A: A heart attack is most often an acute manifestation of the underlying medical condition of coronary artery atherosclerosis (CAD) (Please note that there are some rare causes of heart attacks that are not caused by CAD, e.g., Takotsubo Cardiomyopathy, Prinzmetal Angina, etc., but examples below deal with CAD as the primary cause of heart attacks.) If someone had a pre-existing diagnosis of CAD, she/he could have had symptoms or manifestations of CAD without having had a prior heart attack – e.g., chest pain diagnosed as Coronary Angina, stent placed in a blocked artery, or the discovery of CAD on routine physical leading to medical or surgical intervention. If the same person had that condition stabilized then suffered a heart attack after their Effective Date, that could be considered a sudden recurrence of the pre-existing condition.


Q: It seems that there is no way for visitors insurance companies to tell me in advance whether a particular heart attack would covered or not. When it happens, the medical bills have already incurred and if the visitors insurance company determines it to be non-covered expenses, it would be too late and I would be stuck with big bills. What do you suggest?

A: Your analysis is correct. There is no way to know in advance whether a particular condition would be covered. You should carefully analyze the risk before inviting elderly relatives about how you would handle non-eligible medical expenses.


Q: Do you personally know anyone whose heart attack was covered in visitors insurance when the person had other disease such as high blood pressure?

A: Yes, in addition to numerous customers being covered, our company's President/CEO's mother-in-law had a heart attack while traveling overseas and it was covered even though she had high blood pressure. But please note that each case is different and no one should assume that everyone in such a manner would be covered under all circumstances because it is determined entirely at the time of claim based on the medical records and attending physician's statement.


Important Note:
Safe Travels series of plans from Trawick International completely exclude cardiac disease or conditions, whether as new medical conditions or as acute onset of pre-existing conditions.

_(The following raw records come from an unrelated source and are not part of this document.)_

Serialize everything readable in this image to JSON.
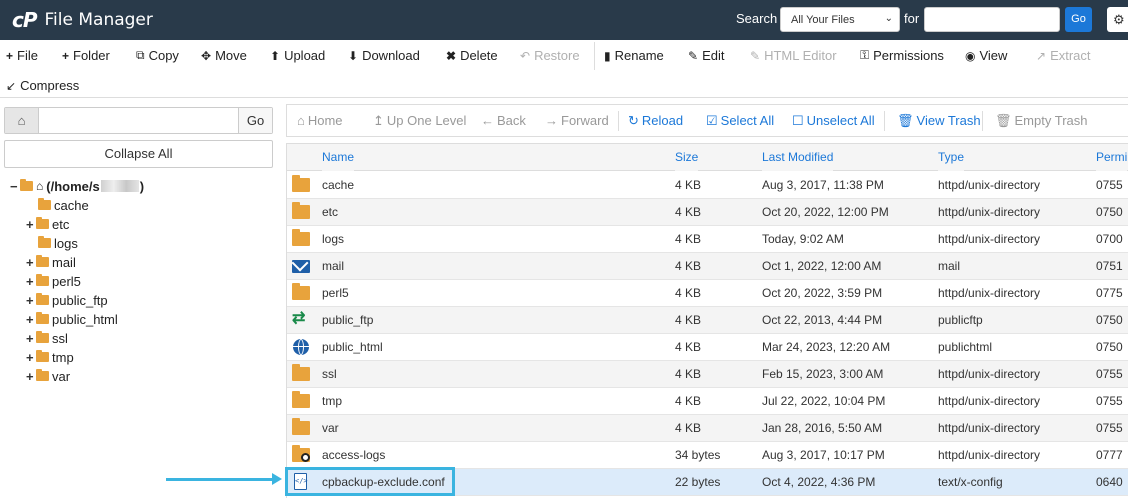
{
  "header": {
    "logo": "cP",
    "title": "File Manager",
    "search_label": "Search",
    "search_scope": "All Your Files",
    "for_label": "for",
    "search_value": "",
    "go_label": "Go"
  },
  "toolbar": {
    "file": "File",
    "folder": "Folder",
    "copy": "Copy",
    "move": "Move",
    "upload": "Upload",
    "download": "Download",
    "delete": "Delete",
    "restore": "Restore",
    "rename": "Rename",
    "edit": "Edit",
    "html_editor": "HTML Editor",
    "permissions": "Permissions",
    "view": "View",
    "extract": "Extract",
    "compress": "Compress"
  },
  "left": {
    "path_value": "",
    "go_label": "Go",
    "collapse_all": "Collapse All",
    "root_prefix": "(/home/s",
    "root_suffix": ")",
    "tree": [
      {
        "label": "cache",
        "toggle": ""
      },
      {
        "label": "etc",
        "toggle": "+"
      },
      {
        "label": "logs",
        "toggle": ""
      },
      {
        "label": "mail",
        "toggle": "+"
      },
      {
        "label": "perl5",
        "toggle": "+"
      },
      {
        "label": "public_ftp",
        "toggle": "+"
      },
      {
        "label": "public_html",
        "toggle": "+"
      },
      {
        "label": "ssl",
        "toggle": "+"
      },
      {
        "label": "tmp",
        "toggle": "+"
      },
      {
        "label": "var",
        "toggle": "+"
      }
    ]
  },
  "nav": {
    "home": "Home",
    "up_one_level": "Up One Level",
    "back": "Back",
    "forward": "Forward",
    "reload": "Reload",
    "select_all": "Select All",
    "unselect_all": "Unselect All",
    "view_trash": "View Trash",
    "empty_trash": "Empty Trash"
  },
  "table": {
    "columns": [
      "Name",
      "Size",
      "Last Modified",
      "Type",
      "Permi"
    ],
    "rows": [
      {
        "icon": "folder-icon",
        "name": "cache",
        "size": "4 KB",
        "modified": "Aug 3, 2017, 11:38 PM",
        "type": "httpd/unix-directory",
        "perm": "0755"
      },
      {
        "icon": "folder-icon",
        "name": "etc",
        "size": "4 KB",
        "modified": "Oct 20, 2022, 12:00 PM",
        "type": "httpd/unix-directory",
        "perm": "0750"
      },
      {
        "icon": "folder-icon",
        "name": "logs",
        "size": "4 KB",
        "modified": "Today, 9:02 AM",
        "type": "httpd/unix-directory",
        "perm": "0700"
      },
      {
        "icon": "mail-icon",
        "name": "mail",
        "size": "4 KB",
        "modified": "Oct 1, 2022, 12:00 AM",
        "type": "mail",
        "perm": "0751"
      },
      {
        "icon": "folder-icon",
        "name": "perl5",
        "size": "4 KB",
        "modified": "Oct 20, 2022, 3:59 PM",
        "type": "httpd/unix-directory",
        "perm": "0775"
      },
      {
        "icon": "transfer-icon",
        "name": "public_ftp",
        "size": "4 KB",
        "modified": "Oct 22, 2013, 4:44 PM",
        "type": "publicftp",
        "perm": "0750"
      },
      {
        "icon": "globe-icon",
        "name": "public_html",
        "size": "4 KB",
        "modified": "Mar 24, 2023, 12:20 AM",
        "type": "publichtml",
        "perm": "0750"
      },
      {
        "icon": "folder-icon",
        "name": "ssl",
        "size": "4 KB",
        "modified": "Feb 15, 2023, 3:00 AM",
        "type": "httpd/unix-directory",
        "perm": "0755"
      },
      {
        "icon": "folder-icon",
        "name": "tmp",
        "size": "4 KB",
        "modified": "Jul 22, 2022, 10:04 PM",
        "type": "httpd/unix-directory",
        "perm": "0755"
      },
      {
        "icon": "folder-icon",
        "name": "var",
        "size": "4 KB",
        "modified": "Jan 28, 2016, 5:50 AM",
        "type": "httpd/unix-directory",
        "perm": "0755"
      },
      {
        "icon": "symlink-folder-icon",
        "name": "access-logs",
        "size": "34 bytes",
        "modified": "Aug 3, 2017, 10:17 PM",
        "type": "httpd/unix-directory",
        "perm": "0777"
      },
      {
        "icon": "config-file-icon",
        "name": "cpbackup-exclude.conf",
        "size": "22 bytes",
        "modified": "Oct 4, 2022, 4:36 PM",
        "type": "text/x-config",
        "perm": "0640"
      }
    ]
  },
  "colors": {
    "header_bg": "#293a4a",
    "accent": "#1c78d8",
    "folder": "#e8a33c",
    "highlight": "#3ab4e0",
    "selected_row": "#dcebfa"
  }
}
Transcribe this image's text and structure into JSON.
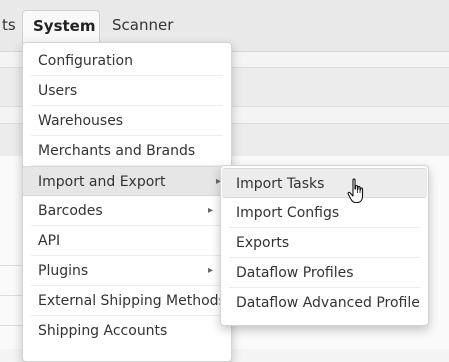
{
  "nav": {
    "partial_tab": "ts",
    "system_tab": "System",
    "scanner_tab": "Scanner"
  },
  "system_menu": {
    "items": [
      {
        "label": "Configuration"
      },
      {
        "label": "Users"
      },
      {
        "label": "Warehouses"
      },
      {
        "label": "Merchants and Brands"
      },
      {
        "label": "Import and Export",
        "submenu": true,
        "active": true
      },
      {
        "label": "Barcodes",
        "submenu": true
      },
      {
        "label": "API"
      },
      {
        "label": "Plugins",
        "submenu": true
      },
      {
        "label": "External Shipping Methods"
      },
      {
        "label": "Shipping Accounts"
      }
    ],
    "arrow_glyph": "▸"
  },
  "import_export_submenu": {
    "items": [
      {
        "label": "Import Tasks",
        "hovered": true
      },
      {
        "label": "Import Configs"
      },
      {
        "label": "Exports"
      },
      {
        "label": "Dataflow Profiles"
      },
      {
        "label": "Dataflow Advanced Profiles"
      }
    ]
  },
  "cursor_icon": "hand-pointer-icon"
}
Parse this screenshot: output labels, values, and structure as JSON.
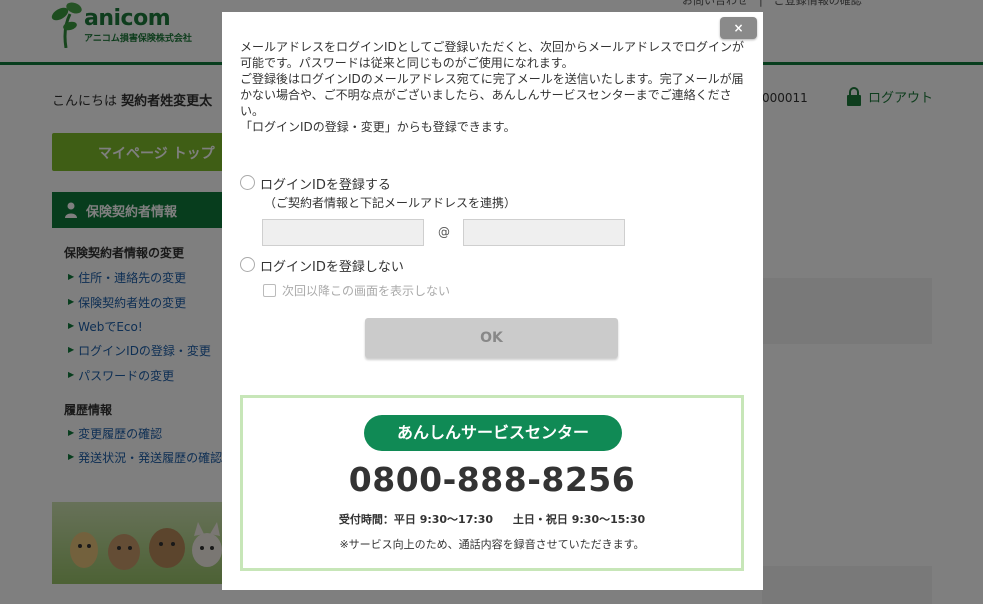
{
  "header": {
    "logo_word": "anicom",
    "logo_sub": "アニコム損害保険株式会社",
    "top_links": "お問い合わせ　|　ご登録情報の確認"
  },
  "user_bar": {
    "greeting_prefix": "こんにちは",
    "user_name": "契約者姓変更太",
    "contract_number": "000011",
    "logout_label": "ログアウト"
  },
  "sidebar": {
    "mypage_label": "マイページ トップ",
    "section_title": "保険契約者情報",
    "groups": [
      {
        "title": "保険契約者情報の変更",
        "links": [
          "住所・連絡先の変更",
          "保険契約者姓の変更",
          "WebでEco!",
          "ログインIDの登録・変更",
          "パスワードの変更"
        ]
      },
      {
        "title": "履歴情報",
        "links": [
          "変更履歴の確認",
          "発送状況・発送履歴の確認"
        ]
      }
    ]
  },
  "modal": {
    "close_label": "×",
    "intro": [
      "メールアドレスをログインIDとしてご登録いただくと、次回からメールアドレスでログインが可能です。パスワードは従来と同じものがご使用になれます。",
      "ご登録後はログインIDのメールアドレス宛てに完了メールを送信いたします。完了メールが届かない場合や、ご不明な点がございましたら、あんしんサービスセンターまでご連絡ください。",
      "「ログインIDの登録・変更」からも登録できます。"
    ],
    "option_register": "ログインIDを登録する",
    "option_register_note": "（ご契約者情報と下記メールアドレスを連携）",
    "email_local_placeholder": "",
    "email_at": "@",
    "email_domain_placeholder": "",
    "option_no_register": "ログインIDを登録しない",
    "skip_label": "次回以降この画面を表示しない",
    "ok_label": "OK"
  },
  "service_center": {
    "title": "あんしんサービスセンター",
    "phone": "0800-888-8256",
    "hours_weekday": "受付時間：平日 9:30〜17:30",
    "hours_weekend": "土日・祝日 9:30〜15:30",
    "notice": "※サービス向上のため、通話内容を録音させていただきます。"
  },
  "colors": {
    "brand_green": "#0f7a3a",
    "service_green": "#108a55",
    "box_border": "#c7e6b8",
    "mypage_green": "#7fbd2a"
  }
}
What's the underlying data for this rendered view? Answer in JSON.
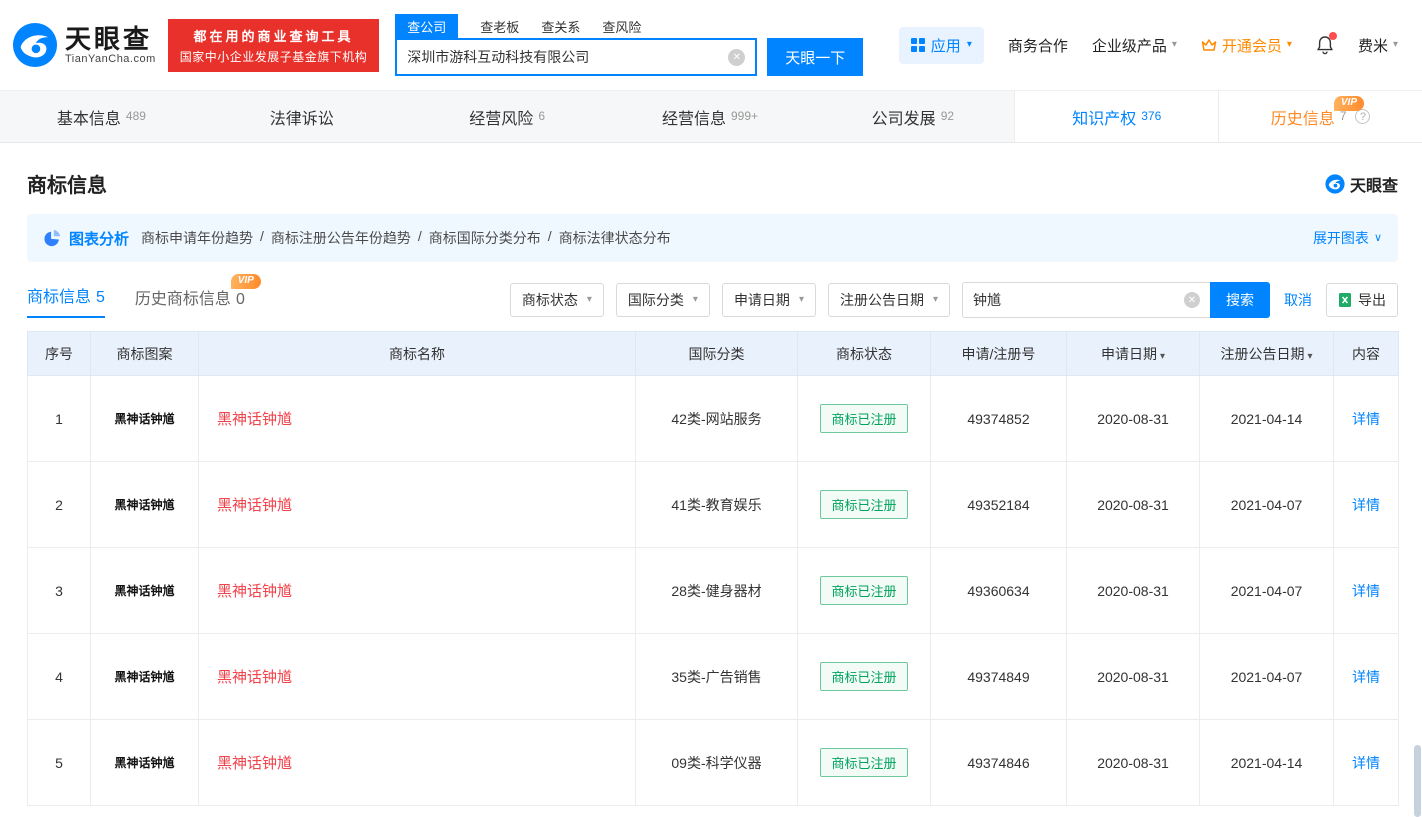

Disclaimer: The information within this article is intended as a broad summary of benefits and services and is meant for informational purposes only. The information does not describe all scenarios, coverages or exclusions of any insurance plan. The benefits and services of an insurance plan are subject to change. This is not your policy/certificate of insurance. If there is any discrepancy between the information in this article and the language of your policy/certificate wording, the language of the policy/certificate wording will prevail.